Much Ado About Decoupling: Evaluating the Environmental Impact of Recent European Union Agricultural Reform
42 Pages Posted: 15 Apr 2007
The overall purpose of this Note is to fully evaluate the June 2003 reforms to the European Union's Common Agricultural Policy (CAP) which have been hailed as revolutionary. My overall thesis is that while the 2003 reforms are significant, most of the change thus far has been purely ideological. As a result, additional efforts will be necessary to fully alleviate the environmental damages associated with fifty years of ill-considered European Union agricultural policy.

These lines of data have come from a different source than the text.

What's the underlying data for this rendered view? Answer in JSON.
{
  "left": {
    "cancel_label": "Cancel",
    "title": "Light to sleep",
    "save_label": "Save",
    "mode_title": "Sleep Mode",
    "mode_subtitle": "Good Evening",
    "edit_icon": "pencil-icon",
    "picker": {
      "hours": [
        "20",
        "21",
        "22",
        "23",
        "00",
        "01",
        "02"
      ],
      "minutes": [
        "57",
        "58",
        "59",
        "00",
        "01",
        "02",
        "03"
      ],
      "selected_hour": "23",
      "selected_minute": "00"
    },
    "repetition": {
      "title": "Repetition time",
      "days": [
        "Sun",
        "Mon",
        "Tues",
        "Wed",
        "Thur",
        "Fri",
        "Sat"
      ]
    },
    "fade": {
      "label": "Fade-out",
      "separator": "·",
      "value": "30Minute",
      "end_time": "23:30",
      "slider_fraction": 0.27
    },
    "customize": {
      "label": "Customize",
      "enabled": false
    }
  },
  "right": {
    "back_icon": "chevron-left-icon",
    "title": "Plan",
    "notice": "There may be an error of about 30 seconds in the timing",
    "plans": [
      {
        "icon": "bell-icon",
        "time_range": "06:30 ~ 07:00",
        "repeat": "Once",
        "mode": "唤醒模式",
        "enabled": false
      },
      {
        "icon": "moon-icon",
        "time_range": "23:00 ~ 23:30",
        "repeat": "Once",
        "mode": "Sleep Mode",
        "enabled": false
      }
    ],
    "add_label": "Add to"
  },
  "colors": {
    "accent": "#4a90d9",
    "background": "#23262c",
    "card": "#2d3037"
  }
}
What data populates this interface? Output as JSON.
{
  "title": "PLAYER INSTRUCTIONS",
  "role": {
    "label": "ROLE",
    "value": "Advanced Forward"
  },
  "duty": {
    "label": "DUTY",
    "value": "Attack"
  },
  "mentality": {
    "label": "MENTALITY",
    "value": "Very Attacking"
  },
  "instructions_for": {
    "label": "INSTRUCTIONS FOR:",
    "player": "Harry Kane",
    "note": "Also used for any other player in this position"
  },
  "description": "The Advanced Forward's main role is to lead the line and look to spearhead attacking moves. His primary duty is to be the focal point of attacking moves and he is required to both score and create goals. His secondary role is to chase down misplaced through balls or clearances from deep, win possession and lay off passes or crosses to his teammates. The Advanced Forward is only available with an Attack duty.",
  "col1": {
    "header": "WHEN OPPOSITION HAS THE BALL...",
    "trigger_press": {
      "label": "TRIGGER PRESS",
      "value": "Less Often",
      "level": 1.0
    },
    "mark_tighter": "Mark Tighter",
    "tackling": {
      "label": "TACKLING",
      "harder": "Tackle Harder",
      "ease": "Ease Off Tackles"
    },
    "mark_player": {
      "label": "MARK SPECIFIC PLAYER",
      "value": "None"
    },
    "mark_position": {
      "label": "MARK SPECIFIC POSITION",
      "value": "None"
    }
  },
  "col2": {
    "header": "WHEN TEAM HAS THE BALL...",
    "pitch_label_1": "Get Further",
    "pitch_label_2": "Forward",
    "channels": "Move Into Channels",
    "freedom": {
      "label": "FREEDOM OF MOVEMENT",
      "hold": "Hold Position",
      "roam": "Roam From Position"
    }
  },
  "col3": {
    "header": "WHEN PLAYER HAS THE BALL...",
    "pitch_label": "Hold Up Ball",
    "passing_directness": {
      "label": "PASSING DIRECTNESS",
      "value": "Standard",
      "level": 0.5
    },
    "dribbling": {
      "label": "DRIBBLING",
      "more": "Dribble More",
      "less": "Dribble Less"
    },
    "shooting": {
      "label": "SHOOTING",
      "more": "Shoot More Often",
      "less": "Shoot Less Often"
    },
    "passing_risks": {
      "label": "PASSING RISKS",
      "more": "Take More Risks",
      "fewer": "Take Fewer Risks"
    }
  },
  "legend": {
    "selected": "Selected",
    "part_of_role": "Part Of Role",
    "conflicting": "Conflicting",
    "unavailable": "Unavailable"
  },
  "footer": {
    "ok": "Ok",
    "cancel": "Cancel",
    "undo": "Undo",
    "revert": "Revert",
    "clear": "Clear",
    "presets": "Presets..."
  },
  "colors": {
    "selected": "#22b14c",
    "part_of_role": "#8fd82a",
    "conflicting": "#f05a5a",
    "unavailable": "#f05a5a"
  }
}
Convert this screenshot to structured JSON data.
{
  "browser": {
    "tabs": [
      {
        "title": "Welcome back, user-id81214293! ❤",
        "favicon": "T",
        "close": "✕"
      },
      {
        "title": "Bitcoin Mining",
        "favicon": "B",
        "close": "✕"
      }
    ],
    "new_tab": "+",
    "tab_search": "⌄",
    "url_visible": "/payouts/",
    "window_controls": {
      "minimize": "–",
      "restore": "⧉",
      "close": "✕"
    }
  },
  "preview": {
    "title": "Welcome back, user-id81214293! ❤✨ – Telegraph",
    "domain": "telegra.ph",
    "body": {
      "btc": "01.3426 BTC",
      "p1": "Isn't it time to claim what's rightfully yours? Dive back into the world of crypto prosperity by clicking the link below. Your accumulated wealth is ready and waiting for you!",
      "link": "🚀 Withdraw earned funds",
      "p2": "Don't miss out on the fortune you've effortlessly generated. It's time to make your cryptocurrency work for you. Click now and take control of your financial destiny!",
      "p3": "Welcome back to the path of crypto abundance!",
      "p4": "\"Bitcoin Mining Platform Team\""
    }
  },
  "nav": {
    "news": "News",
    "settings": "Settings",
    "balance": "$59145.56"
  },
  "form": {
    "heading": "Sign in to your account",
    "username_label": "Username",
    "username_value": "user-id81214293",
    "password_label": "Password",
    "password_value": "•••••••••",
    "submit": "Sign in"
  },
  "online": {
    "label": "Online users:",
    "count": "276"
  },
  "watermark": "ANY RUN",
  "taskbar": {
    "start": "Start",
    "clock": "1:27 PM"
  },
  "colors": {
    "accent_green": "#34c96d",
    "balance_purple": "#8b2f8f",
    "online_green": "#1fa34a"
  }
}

In my Note, I first address the environmental harms caused by direct producer support, or those payments to farmers encouraging production in select commodities. Such payments distort market signals and give farmers incentive to overproduce in these areas in far excess of market demand. The environmental impacts of this policy have been appalling as even the most marginal land, not suitable for cropping under a market system, has been thrust into production under this "coupled" system. As a result, the benign farming techniques of the past have been abandoned and sensitive habitat has been destroyed in an effort to obtain farm subsidy payments.
My Note evaluates the 2003 reforms, uses the United Kingdom as an example of a nation focused on promoting reform, and concludes by examining the beginnings of a shift toward rural development as the focus on European agricultural policy and the potential environmental gains that could be obtained through a widespread adoption of these principles or objectives. Rural development, which the 2003 reforms seek to promote, could truly provide the revolutionary policy breakthrough sought by agricultural planners.
Keywords: Agricultural Law, Rural Development, European Union, Environmental Law, Land Stewardship, Green Payments
JEL Classification: K33, K32
Suggested Citation: Suggested Citation